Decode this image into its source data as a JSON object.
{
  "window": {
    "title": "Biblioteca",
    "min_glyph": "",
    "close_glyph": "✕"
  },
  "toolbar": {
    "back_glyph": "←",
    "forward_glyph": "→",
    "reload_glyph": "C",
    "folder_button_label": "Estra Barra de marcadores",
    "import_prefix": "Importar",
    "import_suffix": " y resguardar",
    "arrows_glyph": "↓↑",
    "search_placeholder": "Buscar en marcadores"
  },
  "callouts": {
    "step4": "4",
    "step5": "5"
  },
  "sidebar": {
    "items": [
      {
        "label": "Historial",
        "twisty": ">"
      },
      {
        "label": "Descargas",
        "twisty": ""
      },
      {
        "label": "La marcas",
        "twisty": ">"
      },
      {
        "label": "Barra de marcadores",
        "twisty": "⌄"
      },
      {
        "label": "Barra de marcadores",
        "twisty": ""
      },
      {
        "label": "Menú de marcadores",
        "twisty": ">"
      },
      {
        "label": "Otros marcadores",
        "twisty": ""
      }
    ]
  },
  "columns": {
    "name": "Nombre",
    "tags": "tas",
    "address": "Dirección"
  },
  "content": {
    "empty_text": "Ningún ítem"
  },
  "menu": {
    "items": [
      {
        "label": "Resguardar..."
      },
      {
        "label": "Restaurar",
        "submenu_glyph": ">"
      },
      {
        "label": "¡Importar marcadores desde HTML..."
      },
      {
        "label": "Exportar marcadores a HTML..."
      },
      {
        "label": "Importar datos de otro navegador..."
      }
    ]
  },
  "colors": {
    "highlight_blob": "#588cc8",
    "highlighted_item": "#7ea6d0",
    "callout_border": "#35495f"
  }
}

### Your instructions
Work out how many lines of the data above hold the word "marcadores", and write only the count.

### Response below
8